[Start of section]

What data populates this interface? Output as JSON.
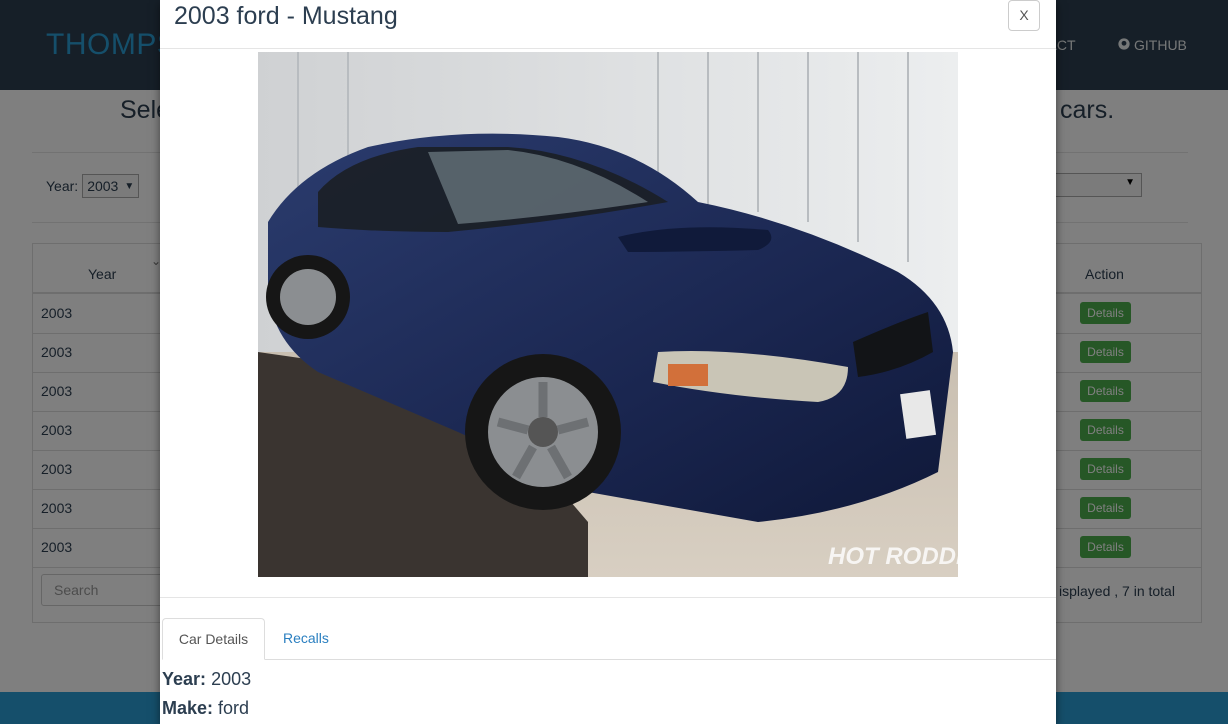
{
  "navbar": {
    "brand": "THOMPS",
    "contact_label": "TACT",
    "github_label": "GITHUB"
  },
  "page": {
    "heading_left": "Sele",
    "heading_right": "cars.",
    "year_filter": {
      "label": "Year:",
      "value": "2003"
    },
    "table": {
      "headers": {
        "year": "Year",
        "action": "Action"
      },
      "rows": [
        {
          "year": "2003",
          "action": "Details"
        },
        {
          "year": "2003",
          "action": "Details"
        },
        {
          "year": "2003",
          "action": "Details"
        },
        {
          "year": "2003",
          "action": "Details"
        },
        {
          "year": "2003",
          "action": "Details"
        },
        {
          "year": "2003",
          "action": "Details"
        },
        {
          "year": "2003",
          "action": "Details"
        }
      ],
      "search_placeholder": "Search",
      "page_info": "isplayed , 7 in total"
    }
  },
  "modal": {
    "title": "2003 ford - Mustang",
    "close_label": "X",
    "image_watermark": "HOT RODDING",
    "tabs": [
      {
        "label": "Car Details",
        "active": true
      },
      {
        "label": "Recalls",
        "active": false
      }
    ],
    "details": [
      {
        "label": "Year:",
        "value": "2003"
      },
      {
        "label": "Make:",
        "value": "ford"
      }
    ]
  },
  "colors": {
    "navbar": "#2c3e50",
    "brand": "#2a9fd6",
    "details_button": "#4cae4c",
    "footer": "#2a9fd6",
    "car_body": "#1c2a55"
  }
}
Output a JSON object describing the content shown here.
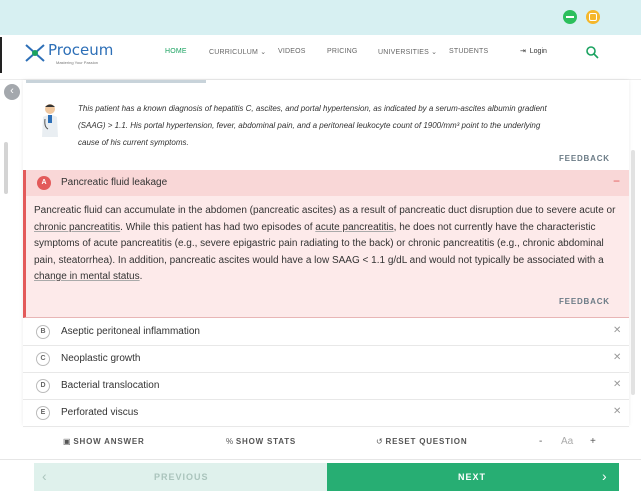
{
  "colors": {
    "accent_green": "#1aa260",
    "selected_red": "#e35a5a",
    "brand_blue": "#2d6fb7",
    "next_button": "#27ae73"
  },
  "window_controls": {
    "minimize_icon": "minimize-icon",
    "restore_icon": "restore-icon"
  },
  "header": {
    "logo_text": "Proceum",
    "logo_tagline": "Mastering Your Passion",
    "nav": [
      "HOME",
      "CURRICULUM",
      "VIDEOS",
      "PRICING",
      "UNIVERSITIES",
      "STUDENTS"
    ],
    "active_nav": "HOME",
    "login_label": "Login"
  },
  "explanation": {
    "text_1": "This patient has a known diagnosis of hepatitis C, ascites, and portal hypertension, as indicated by a serum-ascites albumin gradient",
    "text_2": "(SAAG) > 1.1. His portal hypertension, fever, abdominal pain, and a peritoneal leukocyte count of 1900/mm³ point to the underlying",
    "text_3": "cause of his current symptoms.",
    "feedback_label": "FEEDBACK"
  },
  "selected_option": {
    "letter": "A",
    "label": "Pancreatic fluid leakage",
    "body_p1": "Pancreatic fluid can accumulate in the abdomen (pancreatic ascites) as a result of pancreatic duct disruption due to severe acute or ",
    "body_link1": "chronic pancreatitis",
    "body_p2": ". While this patient has had two episodes of ",
    "body_link2": "acute pancreatitis",
    "body_p3": ", he does not currently have the characteristic symptoms of acute pancreatitis (e.g., severe epigastric pain radiating to the back) or chronic pancreatitis (e.g., chronic abdominal pain, steatorrhea). In addition, pancreatic ascites would have a low SAAG < 1.1 g/dL and would not typically be associated with a ",
    "body_link3": "change in mental status",
    "body_p4": ".",
    "feedback_label": "FEEDBACK"
  },
  "options": [
    {
      "letter": "B",
      "label": "Aseptic peritoneal inflammation"
    },
    {
      "letter": "C",
      "label": "Neoplastic growth"
    },
    {
      "letter": "D",
      "label": "Bacterial translocation"
    },
    {
      "letter": "E",
      "label": "Perforated viscus"
    }
  ],
  "toolbar": {
    "show_answer": "SHOW ANSWER",
    "show_stats": "SHOW STATS",
    "reset_question": "RESET QUESTION",
    "font_decrease": "-",
    "font_label": "Aa",
    "font_increase": "+"
  },
  "footer": {
    "previous_label": "PREVIOUS",
    "next_label": "NEXT"
  }
}
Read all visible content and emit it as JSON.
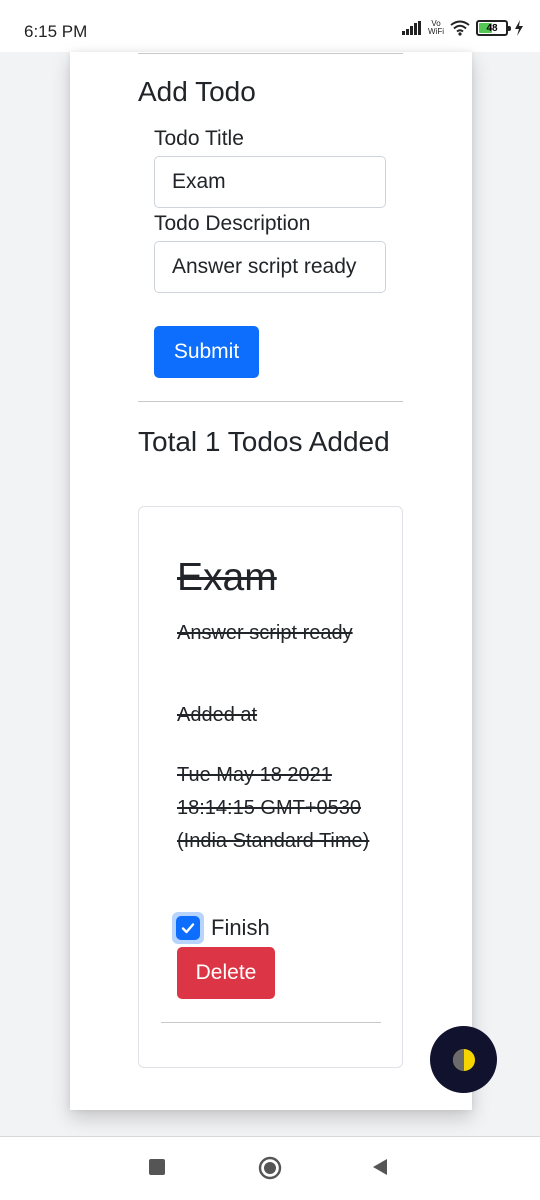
{
  "status_bar": {
    "time": "6:15 PM",
    "battery_level": "48",
    "vowifi": "Vo\nWiFi"
  },
  "form": {
    "heading": "Add Todo",
    "title_label": "Todo Title",
    "title_value": "Exam",
    "description_label": "Todo Description",
    "description_value": "Answer script ready",
    "submit_label": "Submit"
  },
  "todos_heading": "Total 1 Todos Added",
  "todo": {
    "title": "Exam",
    "description": "Answer script ready",
    "added_at_label": "Added at",
    "date": "Tue May 18 2021 18:14:15 GMT+0530 (India Standard Time)",
    "finish_label": "Finish",
    "finished": true,
    "delete_label": "Delete"
  },
  "colors": {
    "primary": "#0d6efd",
    "danger": "#dc3545",
    "fab_bg": "#10122e",
    "fab_icon": "#f5d400"
  },
  "icons": {
    "fab": "half-moon-theme-icon",
    "nav_recent": "square-icon",
    "nav_home": "circle-icon",
    "nav_back": "triangle-back-icon"
  }
}
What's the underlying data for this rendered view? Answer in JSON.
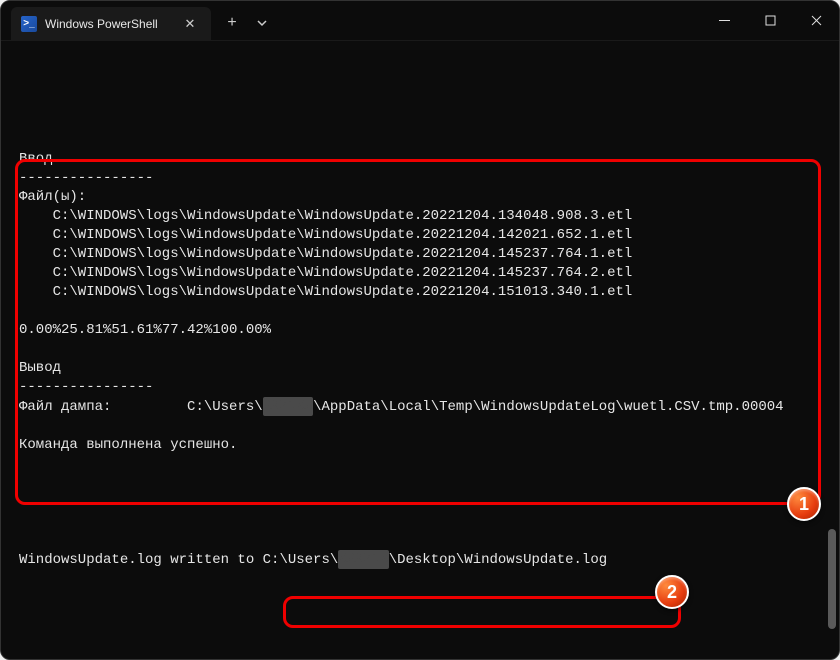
{
  "tab": {
    "title": "Windows PowerShell",
    "icon_glyph": ">_"
  },
  "output": {
    "input_header": "Ввод",
    "input_divider": "----------------",
    "files_label": "Файл(ы):",
    "etl_files": [
      "C:\\WINDOWS\\logs\\WindowsUpdate\\WindowsUpdate.20221204.134048.908.3.etl",
      "C:\\WINDOWS\\logs\\WindowsUpdate\\WindowsUpdate.20221204.142021.652.1.etl",
      "C:\\WINDOWS\\logs\\WindowsUpdate\\WindowsUpdate.20221204.145237.764.1.etl",
      "C:\\WINDOWS\\logs\\WindowsUpdate\\WindowsUpdate.20221204.145237.764.2.etl",
      "C:\\WINDOWS\\logs\\WindowsUpdate\\WindowsUpdate.20221204.151013.340.1.etl"
    ],
    "progress": "0.00%25.81%51.61%77.42%100.00%",
    "output_header": "Вывод",
    "output_divider": "----------------",
    "dump_label": "Файл дампа:",
    "dump_prefix": "C:\\Users\\",
    "dump_suffix": "\\AppData\\Local\\Temp\\WindowsUpdateLog\\wuetl.CSV.tmp.00004",
    "success_msg": "Команда выполнена успешно.",
    "written_prefix": "WindowsUpdate.log written to ",
    "written_path_pre": "C:\\Users\\",
    "written_path_post": "\\Desktop\\WindowsUpdate.log"
  },
  "annotations": {
    "badge1": "1",
    "badge2": "2"
  }
}
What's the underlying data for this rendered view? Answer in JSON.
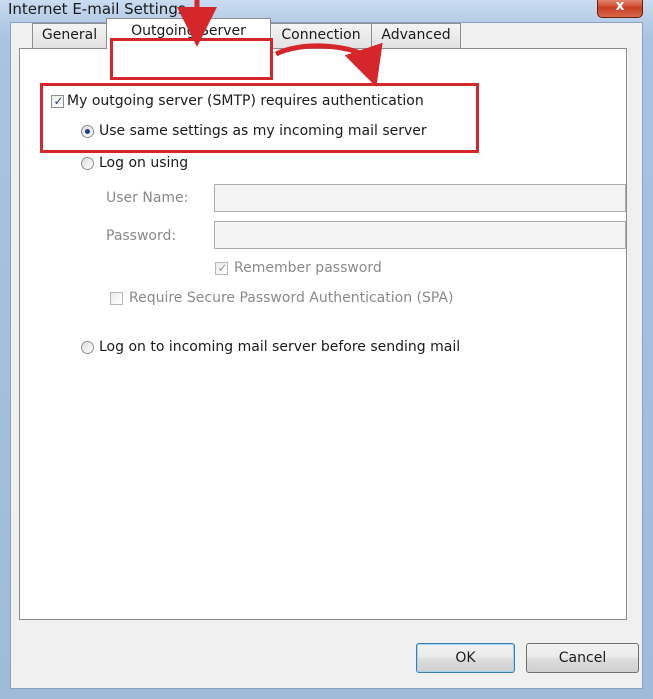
{
  "window": {
    "title": "Internet E-mail Settings",
    "close_label": "x"
  },
  "tabs": [
    {
      "label": "General"
    },
    {
      "label": "Outgoing Server"
    },
    {
      "label": "Connection"
    },
    {
      "label": "Advanced"
    }
  ],
  "active_tab": "Outgoing Server",
  "outgoing": {
    "requires_auth_label": "My outgoing server (SMTP) requires authentication",
    "requires_auth_checked": true,
    "same_settings_label": "Use same settings as my incoming mail server",
    "same_settings_selected": true,
    "log_on_using_label": "Log on using",
    "username_label": "User Name:",
    "username_value": "",
    "password_label": "Password:",
    "password_value": "",
    "remember_password_label": "Remember password",
    "remember_password_checked": true,
    "spa_label": "Require Secure Password Authentication (SPA)",
    "spa_checked": false,
    "log_on_incoming_label": "Log on to incoming mail server before sending mail"
  },
  "buttons": {
    "ok": "OK",
    "cancel": "Cancel"
  },
  "annotation_color": "#d4262b"
}
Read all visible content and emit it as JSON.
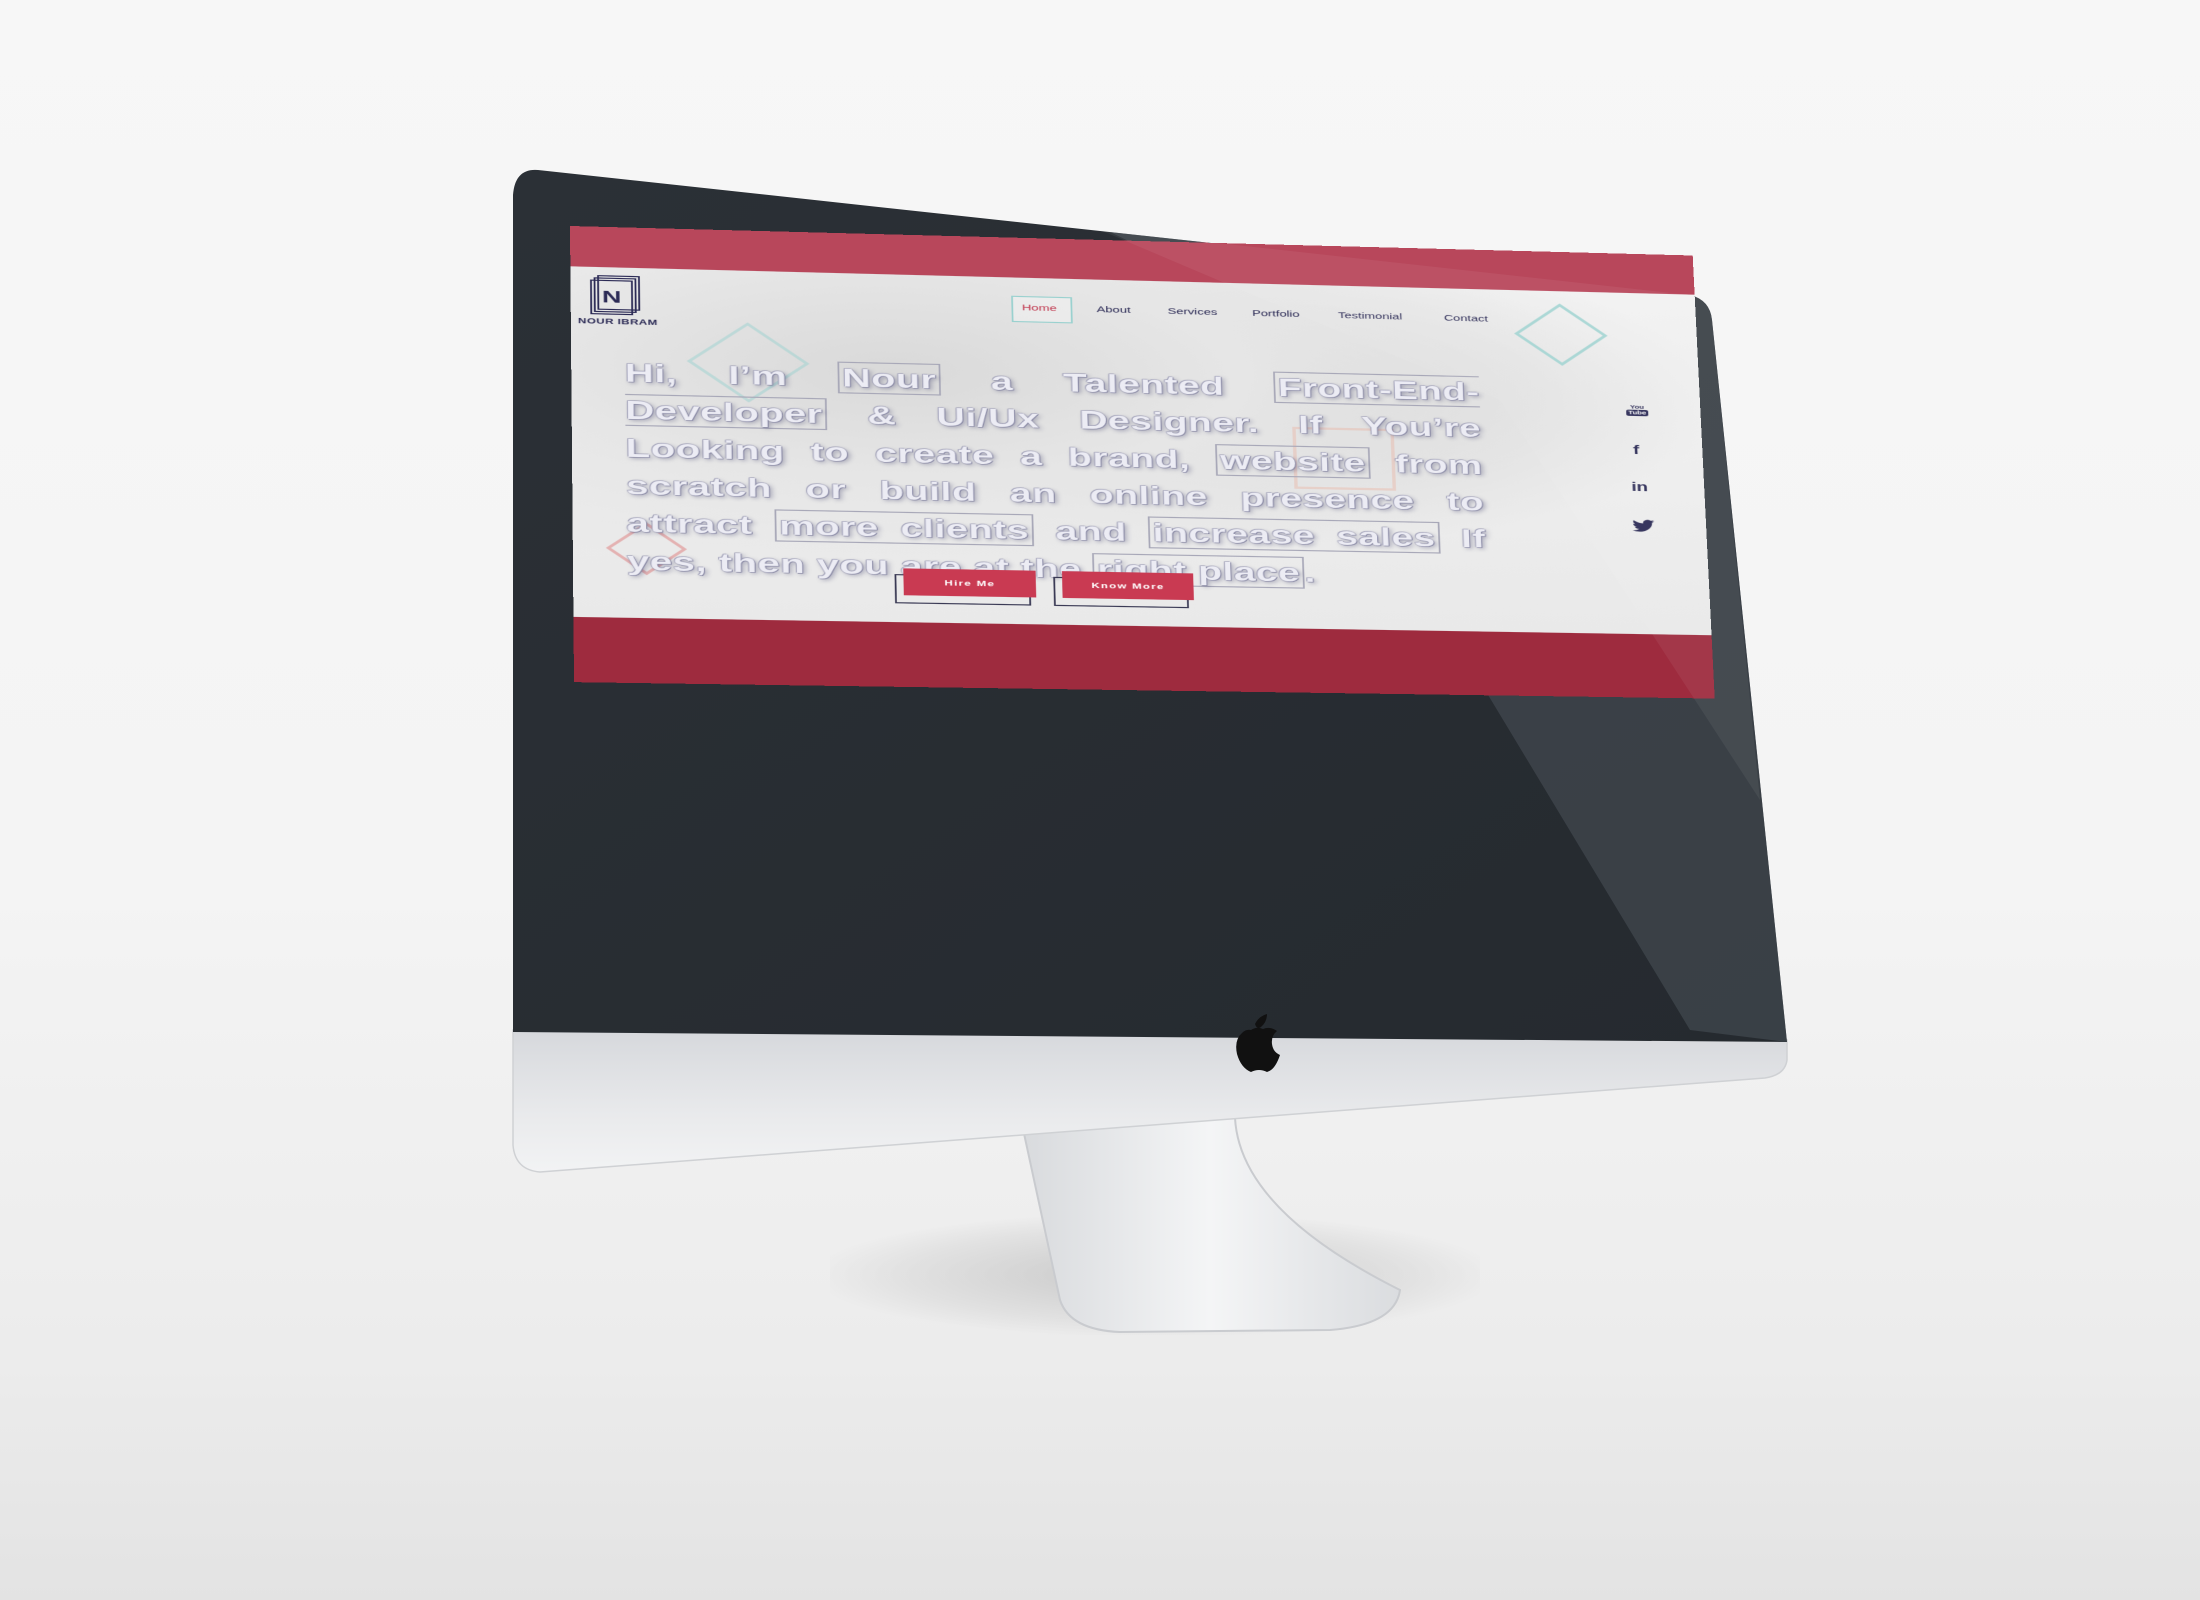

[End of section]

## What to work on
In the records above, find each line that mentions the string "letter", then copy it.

## Your response
    "letter": "A",
      "letter": "B",
      "letter": "C",
      "letter": "D",
      "letter": "E",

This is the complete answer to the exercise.